● **Assignment**: Output the full set of records exactly.

_ _ _ _

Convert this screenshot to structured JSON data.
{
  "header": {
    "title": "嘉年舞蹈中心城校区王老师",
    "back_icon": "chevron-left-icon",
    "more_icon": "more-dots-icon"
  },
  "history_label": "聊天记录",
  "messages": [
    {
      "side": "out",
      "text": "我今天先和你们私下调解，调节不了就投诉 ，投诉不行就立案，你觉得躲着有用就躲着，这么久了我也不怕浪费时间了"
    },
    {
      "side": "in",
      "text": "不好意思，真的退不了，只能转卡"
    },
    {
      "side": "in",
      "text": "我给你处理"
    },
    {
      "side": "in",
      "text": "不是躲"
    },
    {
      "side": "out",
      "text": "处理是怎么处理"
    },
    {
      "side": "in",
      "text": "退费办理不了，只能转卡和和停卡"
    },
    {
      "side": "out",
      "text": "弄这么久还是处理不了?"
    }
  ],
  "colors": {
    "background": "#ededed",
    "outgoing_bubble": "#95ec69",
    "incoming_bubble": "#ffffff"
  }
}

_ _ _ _

● **Result for this task**:
Convert this screenshot to structured JSON data.
{
  "header": {
    "title": "嘉年舞蹈中心城校区王老师",
    "back_icon": "chevron-left-icon",
    "more_icon": "more-dots-icon"
  },
  "history_label": "聊天记录",
  "messages": [
    {
      "side": "out",
      "text": "我今天先和你们私下调解，调节不了就投诉 ，投诉不行就立案，你觉得躲着有用就躲着，这么久了我也不怕浪费时间了"
    },
    {
      "side": "in",
      "text": "不好意思，真的退不了，只能转卡"
    },
    {
      "side": "in",
      "text": "我给你处理"
    },
    {
      "side": "in",
      "text": "不是躲"
    },
    {
      "side": "out",
      "text": "处理是怎么处理"
    },
    {
      "side": "in",
      "text": "退费办理不了，只能转卡和和停卡"
    },
    {
      "side": "out",
      "text": "弄这么久还是处理不了?"
    }
  ],
  "colors": {
    "background": "#ededed",
    "outgoing_bubble": "#95ec69",
    "incoming_bubble": "#ffffff"
  }
}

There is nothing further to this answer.